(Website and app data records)
==*==

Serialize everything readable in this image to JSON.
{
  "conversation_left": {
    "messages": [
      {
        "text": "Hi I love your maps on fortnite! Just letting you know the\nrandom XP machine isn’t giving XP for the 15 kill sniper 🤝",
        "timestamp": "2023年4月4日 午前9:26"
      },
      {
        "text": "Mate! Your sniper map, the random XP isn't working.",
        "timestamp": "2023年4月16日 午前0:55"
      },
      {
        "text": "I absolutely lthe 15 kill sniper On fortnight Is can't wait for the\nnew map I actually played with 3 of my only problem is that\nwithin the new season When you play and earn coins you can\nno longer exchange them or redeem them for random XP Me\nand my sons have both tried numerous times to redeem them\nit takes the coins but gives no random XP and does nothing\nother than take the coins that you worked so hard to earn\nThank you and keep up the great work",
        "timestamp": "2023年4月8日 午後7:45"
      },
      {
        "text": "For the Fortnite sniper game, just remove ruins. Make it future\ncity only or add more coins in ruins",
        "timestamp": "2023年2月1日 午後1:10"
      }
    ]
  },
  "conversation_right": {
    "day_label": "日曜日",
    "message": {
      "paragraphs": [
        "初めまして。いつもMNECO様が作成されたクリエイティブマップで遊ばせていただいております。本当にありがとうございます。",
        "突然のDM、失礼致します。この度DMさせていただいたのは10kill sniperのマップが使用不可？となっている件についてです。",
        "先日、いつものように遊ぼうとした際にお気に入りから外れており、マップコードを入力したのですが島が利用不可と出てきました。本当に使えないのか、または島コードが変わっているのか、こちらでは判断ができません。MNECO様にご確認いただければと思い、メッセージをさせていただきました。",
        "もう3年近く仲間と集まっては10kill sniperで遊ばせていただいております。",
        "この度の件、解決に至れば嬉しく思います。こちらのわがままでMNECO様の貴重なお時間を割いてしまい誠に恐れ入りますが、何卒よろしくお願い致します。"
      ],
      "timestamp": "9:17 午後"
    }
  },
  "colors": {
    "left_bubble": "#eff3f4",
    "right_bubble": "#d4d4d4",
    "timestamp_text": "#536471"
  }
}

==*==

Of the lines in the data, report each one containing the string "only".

ANSWER SECTION
        "text": "I absolutely lthe 15 kill sniper On fortnight Is can't wait for the\nnew map I actually played with 3 of my only problem is that\nwithin the new season When you play and earn coins you can\nno longer exchange them or redeem them for random XP Me\nand my sons have both tried numerous times to redeem them\nit takes the coins but gives no random XP and does nothing\nother than take the coins that you worked so hard to earn\nThank you and keep up the great work",
        "text": "For the Fortnite sniper game, just remove ruins. Make it future\ncity only or add more coins in ruins",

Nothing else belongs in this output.